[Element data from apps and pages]

= Beginning of Section =

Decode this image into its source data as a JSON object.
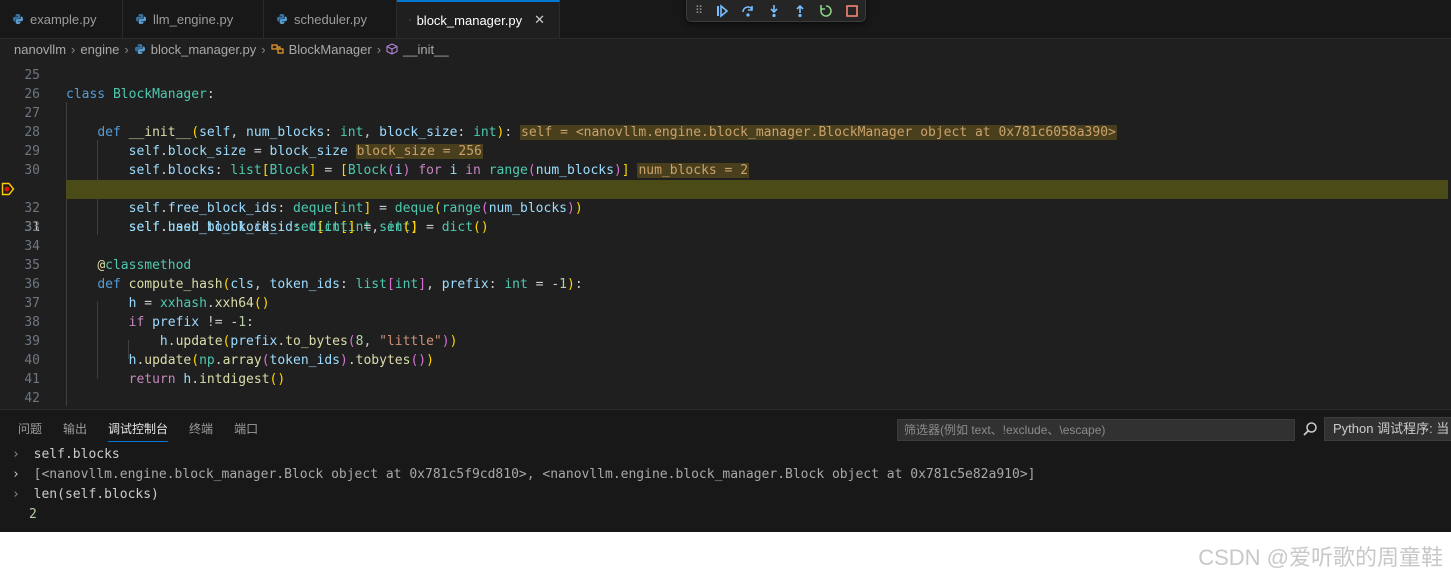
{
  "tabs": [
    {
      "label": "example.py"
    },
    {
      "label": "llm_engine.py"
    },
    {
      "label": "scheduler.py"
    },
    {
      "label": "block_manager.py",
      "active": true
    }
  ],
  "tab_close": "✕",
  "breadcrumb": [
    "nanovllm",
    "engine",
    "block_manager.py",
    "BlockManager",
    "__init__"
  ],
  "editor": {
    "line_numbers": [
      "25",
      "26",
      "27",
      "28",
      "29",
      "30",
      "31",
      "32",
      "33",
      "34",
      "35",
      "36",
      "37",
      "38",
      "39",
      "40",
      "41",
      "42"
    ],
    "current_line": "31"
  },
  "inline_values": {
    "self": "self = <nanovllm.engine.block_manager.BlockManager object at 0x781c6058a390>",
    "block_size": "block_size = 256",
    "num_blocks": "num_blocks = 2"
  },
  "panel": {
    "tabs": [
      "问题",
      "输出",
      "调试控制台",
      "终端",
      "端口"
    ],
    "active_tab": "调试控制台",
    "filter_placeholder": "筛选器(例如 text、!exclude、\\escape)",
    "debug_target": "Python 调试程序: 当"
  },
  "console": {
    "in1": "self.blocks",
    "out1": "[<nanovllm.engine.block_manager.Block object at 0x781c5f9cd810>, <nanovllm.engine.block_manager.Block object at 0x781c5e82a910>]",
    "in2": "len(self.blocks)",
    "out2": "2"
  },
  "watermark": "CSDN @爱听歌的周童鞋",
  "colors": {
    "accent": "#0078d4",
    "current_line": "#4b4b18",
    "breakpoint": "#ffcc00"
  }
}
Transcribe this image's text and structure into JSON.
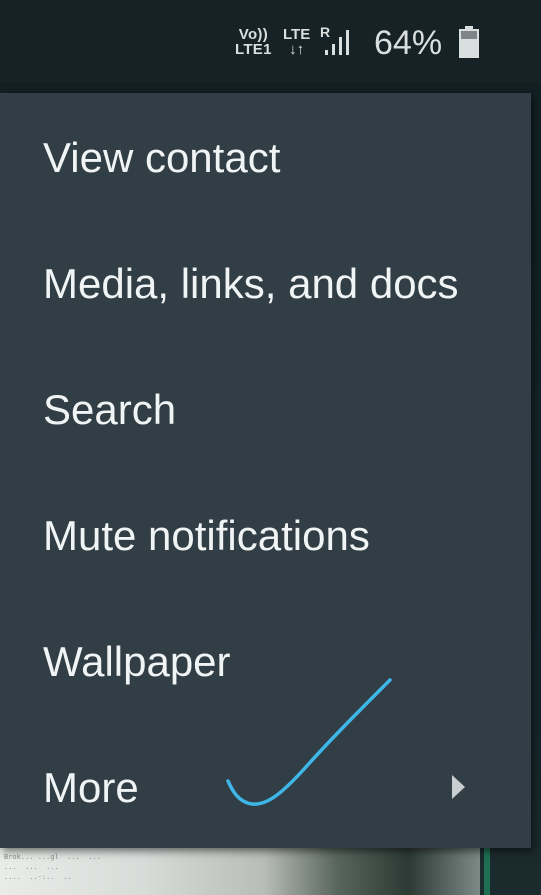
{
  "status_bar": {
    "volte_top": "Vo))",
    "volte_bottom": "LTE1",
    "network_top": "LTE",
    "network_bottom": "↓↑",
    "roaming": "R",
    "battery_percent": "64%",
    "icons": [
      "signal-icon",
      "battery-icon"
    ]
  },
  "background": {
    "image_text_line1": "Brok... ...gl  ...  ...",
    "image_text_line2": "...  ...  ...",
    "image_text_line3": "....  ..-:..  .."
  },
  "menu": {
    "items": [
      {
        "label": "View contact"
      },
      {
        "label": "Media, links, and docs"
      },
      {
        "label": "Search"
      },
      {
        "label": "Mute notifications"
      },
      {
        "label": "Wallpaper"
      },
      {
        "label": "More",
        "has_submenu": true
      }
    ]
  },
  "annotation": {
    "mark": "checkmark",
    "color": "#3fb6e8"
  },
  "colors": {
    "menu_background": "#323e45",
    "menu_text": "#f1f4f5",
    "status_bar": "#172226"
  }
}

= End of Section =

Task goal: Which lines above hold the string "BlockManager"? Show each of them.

Answer to the exercise:
    "BlockManager",
    "self": "self = <nanovllm.engine.block_manager.BlockManager object at 0x781c6058a390>",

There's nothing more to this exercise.